Though you have a on/off switch the light metering will only start if you place your finger on the shutter release button. You don’t have to half press it. Just lay down your trigger finger gently on the button. Alternatively you can press the exposure lock button to see the recommended shutter speed.
Another great thing with the x-700 and also the x-300 is the AE-Lock Button. It’s perfectly placed on the front of the camera as a “vertical” switch/button combination. If you pull it up (switch), you activate the self timer. If you push it down (button), you activate AE-Lock. You intuitively use your middle finger to do that.
What i don’t understand is why Minolta did the following: On the x-300, in auto mode, the suggested shutter speed is indicated by a continuously glowing LED in the viewfinder. If you now switch to Manual Mode by turning the wheel to let’s say 125th of a second, this shutter speed is indicated with a blinking LED in the viewfinder. So the suggested speed is glowing and your chosen speed is blinking. Nice thing this is! The x-700 does not have this feature. if you look thru your viewfinder you will see the suggested Shutter speed. No matter what manual shutter speed you choose. At least there is a glowing “M”, telling you, you’re in Manual Mode. So you always have to take the camera from your eyes and check the shutter speed. That’s a bit silly, but not a problem… I think?

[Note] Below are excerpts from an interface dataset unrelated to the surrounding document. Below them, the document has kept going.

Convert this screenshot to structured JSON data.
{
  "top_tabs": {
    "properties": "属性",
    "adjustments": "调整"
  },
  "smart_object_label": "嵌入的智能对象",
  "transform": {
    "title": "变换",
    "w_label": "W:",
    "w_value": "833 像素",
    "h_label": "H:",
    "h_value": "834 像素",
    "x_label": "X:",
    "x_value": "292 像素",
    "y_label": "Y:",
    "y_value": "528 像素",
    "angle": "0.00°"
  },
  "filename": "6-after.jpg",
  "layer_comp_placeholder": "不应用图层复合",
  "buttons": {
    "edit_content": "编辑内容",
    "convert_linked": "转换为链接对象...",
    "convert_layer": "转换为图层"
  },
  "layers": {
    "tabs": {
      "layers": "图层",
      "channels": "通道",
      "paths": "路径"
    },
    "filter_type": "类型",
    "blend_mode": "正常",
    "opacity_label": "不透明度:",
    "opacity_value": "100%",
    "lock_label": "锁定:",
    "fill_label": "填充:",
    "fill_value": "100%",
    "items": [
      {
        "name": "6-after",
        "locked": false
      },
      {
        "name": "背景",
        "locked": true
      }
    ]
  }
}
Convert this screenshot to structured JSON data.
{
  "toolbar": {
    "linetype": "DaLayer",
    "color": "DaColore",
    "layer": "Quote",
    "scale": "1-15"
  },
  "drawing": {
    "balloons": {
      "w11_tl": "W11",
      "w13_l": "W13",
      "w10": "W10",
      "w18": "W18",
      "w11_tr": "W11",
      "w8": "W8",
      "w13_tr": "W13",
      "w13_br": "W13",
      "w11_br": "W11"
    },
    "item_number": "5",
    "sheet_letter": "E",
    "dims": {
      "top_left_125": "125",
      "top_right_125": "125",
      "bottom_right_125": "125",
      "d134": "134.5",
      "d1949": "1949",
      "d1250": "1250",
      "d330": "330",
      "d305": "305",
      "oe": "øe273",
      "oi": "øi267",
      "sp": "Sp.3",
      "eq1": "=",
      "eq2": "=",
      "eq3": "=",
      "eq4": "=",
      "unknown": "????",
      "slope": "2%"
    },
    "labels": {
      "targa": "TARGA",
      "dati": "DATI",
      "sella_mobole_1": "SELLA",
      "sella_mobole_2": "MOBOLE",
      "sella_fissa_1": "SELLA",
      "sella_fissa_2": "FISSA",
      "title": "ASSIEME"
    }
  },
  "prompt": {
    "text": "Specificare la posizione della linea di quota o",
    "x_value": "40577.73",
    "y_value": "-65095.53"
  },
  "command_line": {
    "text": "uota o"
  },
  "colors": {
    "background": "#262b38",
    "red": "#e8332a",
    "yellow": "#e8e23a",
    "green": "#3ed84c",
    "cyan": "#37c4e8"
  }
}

I’m using MD-III Version of the lens. I’m totally satisfied with the results. I have two fifty-ish Minolta Lenses. The MC 58mm f/1.4, which I’m more likely to use when I need a super nice and dreamy bokeh and soft colors (See some Photos on 35mmc here) and the MD 50mm f/1.7 which gives me some more saturated colors and more contrast. This is just my opinion.
If you want some detailed information of the lens and more of a experts view, you are welcome to visit: http://www.artaphot.ch/minolta-sr/objektive/156-minolta-50mm-f17 (note: this is an ‘not secure’ website, so your browser might not like it)

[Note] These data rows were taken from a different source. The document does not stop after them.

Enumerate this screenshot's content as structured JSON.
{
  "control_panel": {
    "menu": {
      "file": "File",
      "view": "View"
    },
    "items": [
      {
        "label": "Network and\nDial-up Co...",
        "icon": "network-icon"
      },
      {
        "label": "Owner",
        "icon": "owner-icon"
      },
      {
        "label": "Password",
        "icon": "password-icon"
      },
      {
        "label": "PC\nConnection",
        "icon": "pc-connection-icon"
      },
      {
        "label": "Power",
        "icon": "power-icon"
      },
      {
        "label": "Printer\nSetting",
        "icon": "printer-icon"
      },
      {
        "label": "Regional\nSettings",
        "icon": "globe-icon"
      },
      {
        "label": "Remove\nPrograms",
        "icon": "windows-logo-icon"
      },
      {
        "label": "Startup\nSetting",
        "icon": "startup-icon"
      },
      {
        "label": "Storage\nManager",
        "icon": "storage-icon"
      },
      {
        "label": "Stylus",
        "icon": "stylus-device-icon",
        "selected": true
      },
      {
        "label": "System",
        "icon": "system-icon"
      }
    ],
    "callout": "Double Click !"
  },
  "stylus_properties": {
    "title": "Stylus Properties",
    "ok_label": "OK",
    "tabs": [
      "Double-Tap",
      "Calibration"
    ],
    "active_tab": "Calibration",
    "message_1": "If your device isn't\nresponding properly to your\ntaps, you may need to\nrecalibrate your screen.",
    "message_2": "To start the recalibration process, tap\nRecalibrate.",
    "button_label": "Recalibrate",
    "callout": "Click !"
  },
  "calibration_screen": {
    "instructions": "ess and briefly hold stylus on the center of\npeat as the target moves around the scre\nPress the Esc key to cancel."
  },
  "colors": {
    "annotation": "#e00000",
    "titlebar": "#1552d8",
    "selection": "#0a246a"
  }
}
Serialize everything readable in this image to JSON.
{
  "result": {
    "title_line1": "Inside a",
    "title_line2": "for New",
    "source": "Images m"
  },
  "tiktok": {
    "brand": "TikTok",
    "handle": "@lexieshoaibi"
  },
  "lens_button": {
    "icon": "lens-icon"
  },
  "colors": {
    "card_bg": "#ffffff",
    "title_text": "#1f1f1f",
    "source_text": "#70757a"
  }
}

We went to our favourite shoe store for kids because my daughter needed some new kicks. In the neighbourhood, theres the ecumenical church “Maria Magdalena” build in the “brutalist architecture style”. In this style of architecture there are a lot of sharp edges, geometric shapes and non painted concrete. Together with a lot of glass this church got a clean and modern look which I absolutely adore.

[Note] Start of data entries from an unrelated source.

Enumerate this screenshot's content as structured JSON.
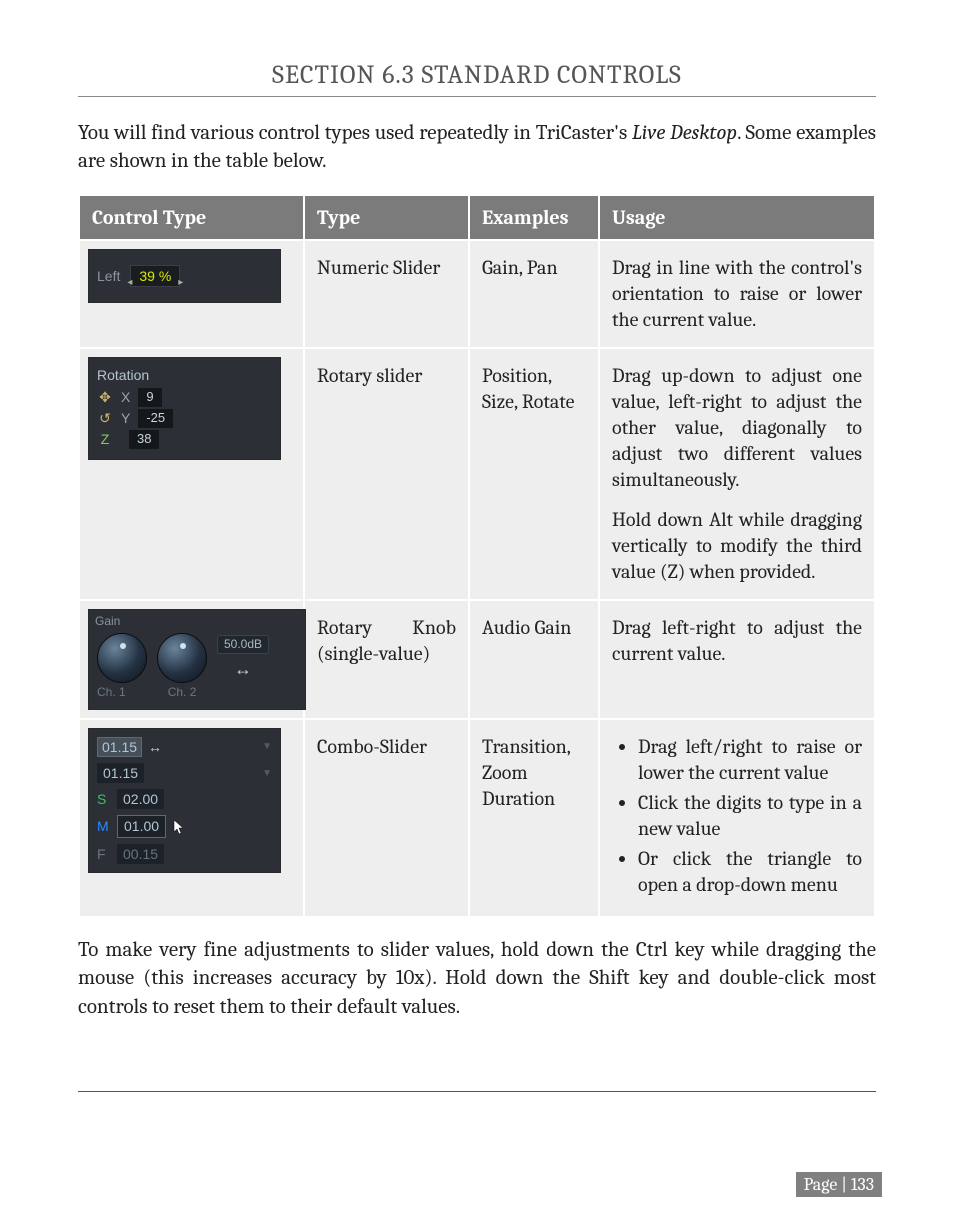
{
  "section_title": "SECTION 6.3 STANDARD CONTROLS",
  "intro_pre": "You will find various control types used repeatedly in TriCaster's ",
  "intro_italic": "Live Desktop",
  "intro_post": ". Some examples are shown in the table below.",
  "headers": {
    "control_type": "Control Type",
    "type": "Type",
    "examples": "Examples",
    "usage": "Usage"
  },
  "rows": {
    "r1": {
      "type": "Numeric Slider",
      "examples": "Gain, Pan",
      "usage": "Drag in line with the control's orientation to raise or lower the current value.",
      "img": {
        "label": "Left",
        "value": "39 %"
      }
    },
    "r2": {
      "type": "Rotary slider",
      "examples": "Position, Size, Rotate",
      "usage_p1": "Drag up-down to adjust one value, left-right to adjust the other value, diagonally to adjust two different values simultaneously.",
      "usage_p2": "Hold down Alt while dragging vertically to modify the third value (Z) when provided.",
      "img": {
        "title": "Rotation",
        "x": "9",
        "y": "-25",
        "z": "38"
      }
    },
    "r3": {
      "type": "Rotary Knob (single-value)",
      "examples": "Audio Gain",
      "usage": "Drag left-right to adjust the current value.",
      "img": {
        "label": "Gain",
        "badge": "50.0dB",
        "ch1": "Ch. 1",
        "ch2": "Ch. 2",
        "arrows": "↔"
      }
    },
    "r4": {
      "type": "Combo-Slider",
      "examples": "Transition, Zoom Duration",
      "usage_items": [
        "Drag left/right to raise or lower the current value",
        "Click the digits to type in a new value",
        "Or click the triangle to open a drop-down menu"
      ],
      "img": {
        "hover": "01.15",
        "sel": "01.15",
        "s": "02.00",
        "m": "01.00",
        "f": "00.15"
      }
    }
  },
  "outro_pre": "To make very fine adjustments to slider values, hold down the Ctrl key while dragging the mouse (this increases accuracy by 10x). Hold down the ",
  "outro_italic": "Shift",
  "outro_post": " key and double-click most controls to reset them to their default values.",
  "page_label": "Page | 133"
}
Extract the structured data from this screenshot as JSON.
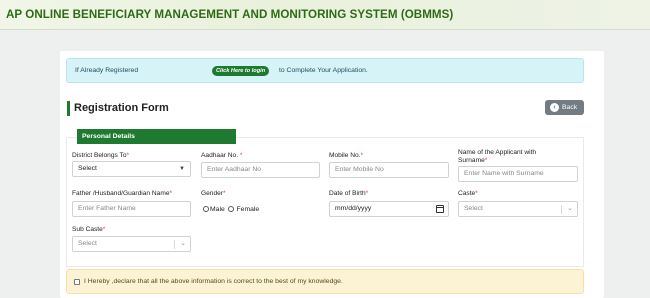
{
  "header": {
    "title": "AP ONLINE BENEFICIARY MANAGEMENT AND MONITORING SYSTEM (OBMMS)"
  },
  "info": {
    "prefix": "If Already Registered",
    "button": "Click Here to login",
    "suffix": "to Complete Your Application."
  },
  "form": {
    "title": "Registration Form",
    "back": "Back",
    "section": "Personal Details"
  },
  "fields": {
    "district": {
      "label": "District Belongs To",
      "value": "Select"
    },
    "aadhaar": {
      "label": "Aadhaar No. ",
      "placeholder": "Enter Aadhaar No"
    },
    "mobile": {
      "label": "Mobile No.",
      "placeholder": "Enter Mobile No"
    },
    "applicant": {
      "label_line1": "Name of the Applicant with",
      "label_line2": "Surname",
      "placeholder": "Enter Name with Surname"
    },
    "father": {
      "label": "Father /Husband/Guardian Name",
      "placeholder": "Enter Father Name"
    },
    "gender": {
      "label": "Gender",
      "options": [
        "Male",
        "Female"
      ]
    },
    "dob": {
      "label": "Date of Birth",
      "value": "mm/dd/yyyy"
    },
    "caste": {
      "label": "Caste",
      "value": "Select"
    },
    "subcaste": {
      "label": "Sub Caste",
      "value": "Select"
    }
  },
  "required_marker": "*",
  "declaration": "I Hereby ,declare that all the above information is correct to the best of my knowledge.",
  "colors": {
    "brand_green": "#1f7a31",
    "title_green": "#2f6a17",
    "required": "#d23b3b"
  }
}
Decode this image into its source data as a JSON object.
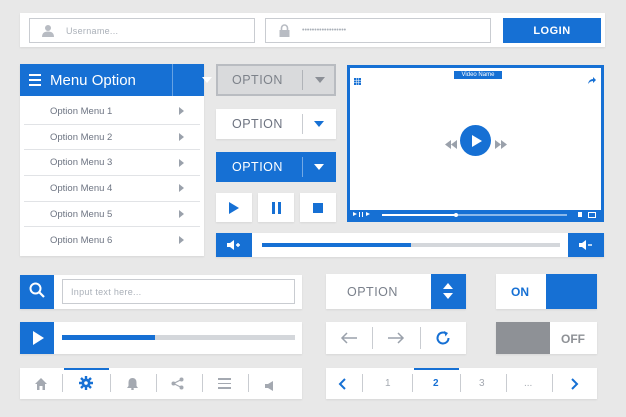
{
  "login": {
    "username_placeholder": "Username...",
    "password_placeholder": "••••••••••••••••••",
    "login_label": "LOGIN"
  },
  "menu": {
    "title": "Menu Option",
    "items": [
      {
        "label": "Option Menu 1"
      },
      {
        "label": "Option Menu 2"
      },
      {
        "label": "Option Menu 3"
      },
      {
        "label": "Option Menu 4"
      },
      {
        "label": "Option Menu 5"
      },
      {
        "label": "Option Menu 6"
      }
    ]
  },
  "dropdowns": {
    "gray_label": "OPTION",
    "white_label": "OPTION",
    "blue_label": "OPTION",
    "stepper_label": "OPTION"
  },
  "video": {
    "title": "Video Name",
    "progress": 0.4
  },
  "volume": {
    "level": 0.5
  },
  "search": {
    "placeholder": "Input text here..."
  },
  "media_progress": {
    "progress": 0.4
  },
  "toggles": {
    "on_label": "ON",
    "off_label": "OFF"
  },
  "pagination": {
    "pages": [
      "1",
      "2",
      "3",
      "..."
    ],
    "active": "2"
  },
  "colors": {
    "accent": "#1670d4",
    "panel": "#ffffff",
    "background": "#e8e8e8",
    "muted": "#9a9fa7"
  }
}
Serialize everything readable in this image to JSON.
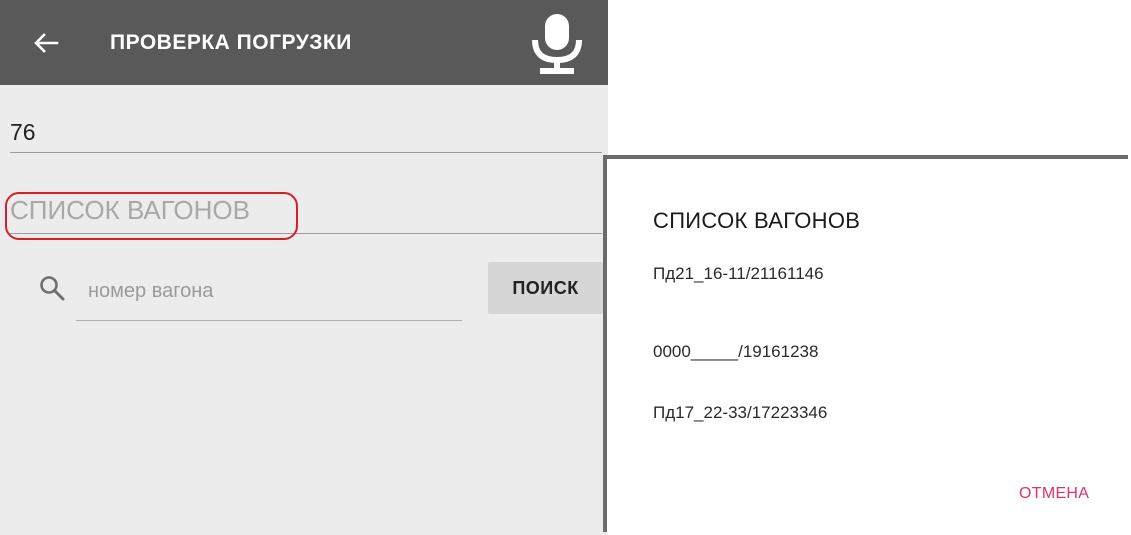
{
  "appbar": {
    "title": "ПРОВЕРКА ПОГРУЗКИ",
    "back_icon": "arrow-left-icon",
    "mic_icon": "microphone-icon",
    "background": "#595959"
  },
  "form": {
    "number_value": "76",
    "wagon_list_label": "СПИСОК ВАГОНОВ",
    "search": {
      "placeholder": "номер вагона",
      "icon": "search-icon",
      "button_label": "ПОИСК"
    }
  },
  "dialog": {
    "title": "СПИСОК ВАГОНОВ",
    "items": [
      "Пд21_16-11/21161146",
      "0000_____/19161238",
      "Пд17_22-33/17223346"
    ],
    "cancel_label": "ОТМЕНА",
    "accent": "#e0306e"
  },
  "annotation": {
    "highlight_color": "#d2202c"
  }
}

This Roll does not feature any photos of the church itself but of some details. But I will add some older shots that I made, so you can make up your own mind about the look of the building.
Another Roll of HP5 shot in last summer.
I have to say that buying a 24 exposure roll was an oversight, but the number of images was quite enough, in fact it was pleasantly sufficient.